Having lost count of the number of times I’ve played this album, I thought I should try and put my undying love into words. It has been little over a year since Modern Vampires of the City was released, and it has gone on to be named best album of 2013 by Rolling Stone and Pitchfork Media. It also secured Vampire Weekend their first Grammy for Best Alternative Music Album. This album is the third in a trilogy; partly because it showcases the growth and development of the band, but also because it feels like a grand finale. Although, the success of this LP doesn’t show the end of Vampire Weekend, but rather a chance for new beginnings.
This album is a vehicle for transportation and immersion. The stories are moving, exciting and told with unwavering passion. The lyrics tell of gravestones, confusion and the fear that inevitably comes from growing older. In a way, the regret and apprehension contrasted with the well known upbeat vibes and fast guitars, heighten the confusion felt by both the band and the listener, and increase the sense of detachment. MVOTC is totally inspiring, not only because of the beautiful lyrics, but also because of the enticing world of sound that we fall into.

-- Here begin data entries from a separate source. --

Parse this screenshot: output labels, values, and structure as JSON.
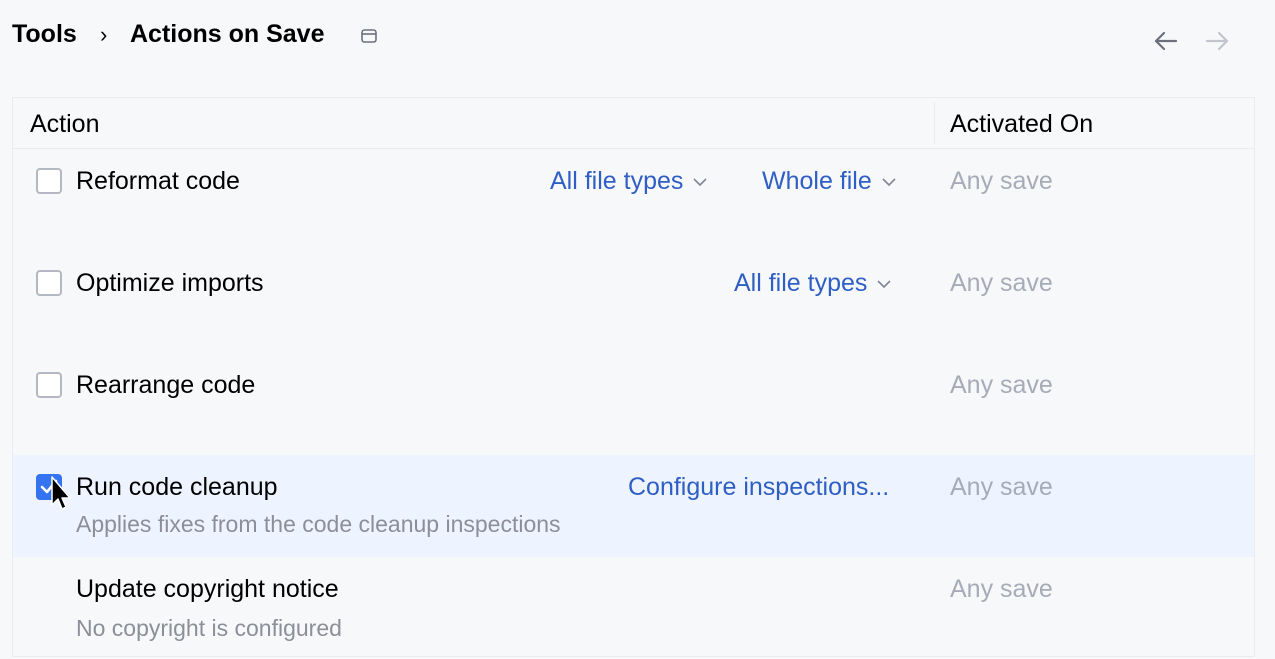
{
  "header": {
    "breadcrumb": [
      "Tools",
      "Actions on Save"
    ],
    "separator": "›",
    "icons": {
      "window": "window-icon",
      "back": "arrow-left-icon",
      "forward": "arrow-right-icon"
    }
  },
  "table": {
    "columns": [
      "Action",
      "Activated On"
    ],
    "rows": [
      {
        "title": "Reformat code",
        "checked": false,
        "links": [
          "All file types",
          "Whole file"
        ],
        "activated_on": "Any save"
      },
      {
        "title": "Optimize imports",
        "checked": false,
        "links": [
          "All file types"
        ],
        "activated_on": "Any save"
      },
      {
        "title": "Rearrange code",
        "checked": false,
        "activated_on": "Any save"
      },
      {
        "title": "Run code cleanup",
        "checked": true,
        "selected": true,
        "description": "Applies fixes from the code cleanup inspections",
        "link": "Configure inspections...",
        "activated_on": "Any save"
      },
      {
        "title": "Update copyright notice",
        "description": "No copyright is configured",
        "activated_on": "Any save"
      }
    ]
  },
  "colors": {
    "accent": "#3574f0",
    "link": "#2f5fc4",
    "muted": "#a6abb8",
    "selected_row": "#edf3ff",
    "background": "#f7f8fa"
  }
}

This is one of the first times that Koenig’s voice has been manipulated to this extent throughout the discography. Rostam Batmanglij (songwriter, composer, producer and multi-instrumentalist) plays with a variety of soundscapes which both mystify and entice. What cannot be expressed through lyrics is shown through haunting melodies and captivating compositions. In particular Hudson, Hannah Hunt and Ya Hey showcase the delicate balance of voice and instruments. Every sound and note feels purposeful and essential to the track, and moreover, some of the distinct instruments and manipulations echo the two previous LPs.
Lyrically, MVOTC has great depth and meaning, One can take the stories told at face value, which is perfectly logical, considering most of the songs present their meanings clearly. However, one can also look at the original intention and concept envisioned by Koenig and Batmanglij, and gain far more. Personally, I attached different meanings and emotions to those which were intended on a few of the tracks. I later realised the intended metaphors and references; a great many of which were in relation to God, and religion, but also love, adventure and youth.

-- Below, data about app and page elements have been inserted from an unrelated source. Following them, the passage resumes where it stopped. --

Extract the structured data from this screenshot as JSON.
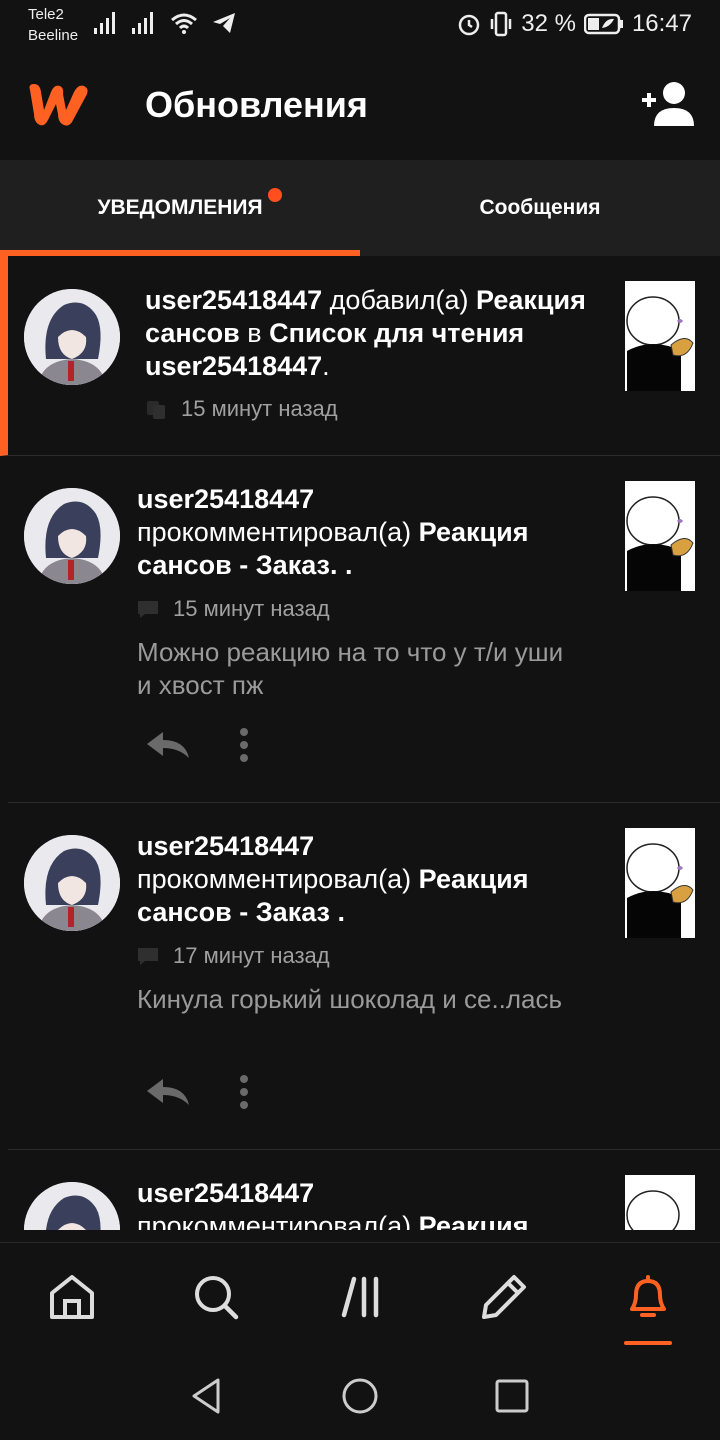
{
  "status_bar": {
    "carrier1": "Tele2",
    "carrier2": "Beeline",
    "battery": "32 %",
    "time": "16:47"
  },
  "header": {
    "title": "Обновления"
  },
  "tabs": [
    {
      "label": "УВЕДОМЛЕНИЯ",
      "active": true,
      "has_dot": true
    },
    {
      "label": "Сообщения",
      "active": false
    }
  ],
  "notifications": [
    {
      "user": "user25418447",
      "action": " добавил(а) ",
      "target": "Реакция сансов",
      "suffix": " в ",
      "target2": "Список для чтения user25418447",
      "end": ".",
      "time": "15 минут назад",
      "highlight": true
    },
    {
      "user": "user25418447",
      "action": "прокомментировал(а) ",
      "target": "Реакция сансов - Заказ. .",
      "time": "15 минут назад",
      "comment": "Можно реакцию на то что у т/и уши и хвост пж"
    },
    {
      "user": "user25418447",
      "action": "прокомментировал(а) ",
      "target": "Реакция сансов - Заказ .",
      "time": "17 минут назад",
      "comment": "Кинула горький шоколад и се..лась"
    },
    {
      "user": "user25418447",
      "action": "прокомментировал(а) ",
      "target": "Реакция"
    }
  ],
  "bottom_nav": [
    "home-icon",
    "search-icon",
    "library-icon",
    "write-icon",
    "notifications-icon"
  ],
  "colors": {
    "accent": "#ff6122",
    "background": "#121212",
    "tabs_bg": "#1f1f1f",
    "muted_text": "#9a9a9a"
  }
}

This deeply passionate LP has a number of messages and intentions, and I think all of them are relevant. The whole point of a song is to connect, whether it is to the composer, or to an audience. In MVOTC, this connection is felt with every word, and every note. Vampire Weekend connect with young people, and so, even if the tracks are sometimes about the inevitability of the future, they are still accessible and enjoyable. MVOTC serenades New York City, the youth of today and shows the power of music. Clearly, this is an excellent LP, since I have kept it on repeat for over a year, and I am still not bored. For me, this was the best album of 2013. Tell me yours in the comments.
- Hannah Hunt
- Ya Hey